Installation validation test matrix update

In the Trac ticket[1], Rui He reported that she had made considerable progress on re-designing the installation validation test matrix[2], including re-organizing the tests into categories and making the matrices for each category collapsible and re-orderable. James Laska thought the changes looked very good.

Desktop validation testing expansion

Adam Williamson announced[1] a plan to expand desktop validation testing during the Fedora 14 cycle to the Xfce, LXDE and KDE desktops, as well as the default GNOME desktop. He explained that, on an experimental basis, the desktop validation test suite would have to be run against each desktop at each release validation test point, and any release criteria-breaking failure in any desktop would need to be fixed before the release could be made. He noted that he had contacted the leaders of the various desktop SIGs, and they were enthusiastic about the idea. John Dulaney asked[2] whether ISOs would be available for each desktop. Adam explained[3] that each desktop can be installed from the DVD image, and that the automated nightly builds could also be used for testing.


At the QA meeting, Will Woods reported that the AutoQA team was working on a helloworld test (a test test), which would exist to check that watchers and hooks - particularly the bodhi watcher and hook - work correctly. This is a prerequisite for the dependency check test, one of the major AutoQA priorities. Josef Skladanka said he had a test instance of the ResultsDB up and running on one of AutoQA's infrastructure machines, and had rewritten the initscripts and rpmlint tests to store their results in the database. He would continue to work on converting other tests. Kamil Paral announced that he had patched autoqa to use autotest labels correctly, which allows us to configure the actual running of tests in several ways - ensuring they are run on particular machine configurations. He pointed to a mailing list post[1] with a more detailed explanation.

Triage metrics

At the Bugzappers weekly meeting of 2010-07-06[1], Jeff Raber updated his progress with triage metrics.
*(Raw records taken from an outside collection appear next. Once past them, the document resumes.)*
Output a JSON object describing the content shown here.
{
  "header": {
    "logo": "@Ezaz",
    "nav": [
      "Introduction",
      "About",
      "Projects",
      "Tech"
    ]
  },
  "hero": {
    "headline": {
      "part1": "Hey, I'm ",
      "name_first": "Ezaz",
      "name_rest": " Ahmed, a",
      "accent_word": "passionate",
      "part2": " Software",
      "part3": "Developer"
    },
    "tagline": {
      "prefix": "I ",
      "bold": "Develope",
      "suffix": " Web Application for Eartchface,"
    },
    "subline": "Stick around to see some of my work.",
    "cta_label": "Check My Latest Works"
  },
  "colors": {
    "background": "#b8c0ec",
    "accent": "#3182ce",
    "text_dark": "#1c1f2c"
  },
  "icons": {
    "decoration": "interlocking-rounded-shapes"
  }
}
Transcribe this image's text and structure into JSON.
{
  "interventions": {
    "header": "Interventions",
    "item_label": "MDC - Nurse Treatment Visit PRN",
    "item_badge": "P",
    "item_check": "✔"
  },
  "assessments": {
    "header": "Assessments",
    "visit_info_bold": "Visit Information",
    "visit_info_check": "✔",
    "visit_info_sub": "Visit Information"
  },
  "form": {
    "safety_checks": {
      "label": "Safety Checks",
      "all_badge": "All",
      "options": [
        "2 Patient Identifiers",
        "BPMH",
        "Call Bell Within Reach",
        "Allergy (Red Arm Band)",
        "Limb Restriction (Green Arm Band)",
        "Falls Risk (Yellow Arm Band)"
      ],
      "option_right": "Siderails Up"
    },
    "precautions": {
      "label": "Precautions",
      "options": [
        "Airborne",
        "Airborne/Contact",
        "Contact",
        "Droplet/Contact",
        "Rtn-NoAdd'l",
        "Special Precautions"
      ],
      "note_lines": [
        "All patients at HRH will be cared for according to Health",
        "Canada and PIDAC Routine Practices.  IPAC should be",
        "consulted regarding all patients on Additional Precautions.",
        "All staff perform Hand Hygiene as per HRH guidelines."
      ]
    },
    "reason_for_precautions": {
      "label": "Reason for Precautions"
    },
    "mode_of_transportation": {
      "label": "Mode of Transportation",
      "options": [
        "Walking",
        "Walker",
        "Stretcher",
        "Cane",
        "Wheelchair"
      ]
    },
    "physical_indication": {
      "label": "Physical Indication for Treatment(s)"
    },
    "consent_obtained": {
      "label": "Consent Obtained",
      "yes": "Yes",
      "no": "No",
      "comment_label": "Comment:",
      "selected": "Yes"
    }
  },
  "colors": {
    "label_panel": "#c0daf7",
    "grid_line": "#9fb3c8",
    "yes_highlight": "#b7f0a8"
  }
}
He had been updating the wiki page on his work[2], and working on a patch to python-bugzilla to allow querying bug history data, which is required for some of the planned metrics. Adam Williamson said he would try to take the metrics Jeff had already implemented and work them into a prototype weekly update email format to send to the list for feedback.


In this section, we cover the Fedora Design Team[1].

Contributing Writer: Nicu Buculei

Fedora 14 Artwork

After in the previous week the team decided on the graphic concept to be used for Fedora 14, now is the time to gather feedback and ensure the theme is developed openly and with input from the entire community. For this Kyle Baker created[1] a wiki page[2] to collect it and Máirín Duffy wrote a blog post[3] on the topic. Everyone is invited to comment and spread the word, the deadline for Alpha is 2 weeks away.

Also in Fedora 14 related news, the Design Team is calling for contributions[4] with the supplemental wallpapers[5] where everyone is invited tu submit freely licensed images (CC-BY or CC-BY-SA) and the team will make a selection for inclusion in the distro.

Testing the new Fedora Branding Fonts

The Design Team is testing a new selection of branding fonts[1], Comfortaa as title font instead of MgOpen Modata and Cantarell or Droid Sans as body font, for this the current Bi-Weekly Design Bounty[2] will use those fonts. Also Ryan Lerch[3][4] and Ian Weller[5] wrote blog posts, informing ans asking for feedback about this trial.

Design for the Local Communities Website

Máirín Duffy posted[1] a mockup for the new local communities landing page[2] "So Sijis converted it to the grid we've been looking at using for the upcoming new www.fpo" and Jef van Schendel proposed[3] the use of flags "Maybe flags would be less trouble + take up less space + be clearer." Máirín forwarded the question to the Advisory Board[4] together with Jef's mockup where the general opinion[5] was contrary to such use "Lets avoid the flags, shall we?"

Security Advisories

In this section, we cover Security Advisories from fedora-package-announce.

Contributing Writer: Pascal Calarco

Fedora 13 Security Advisories

Fedora 12 Security Advisories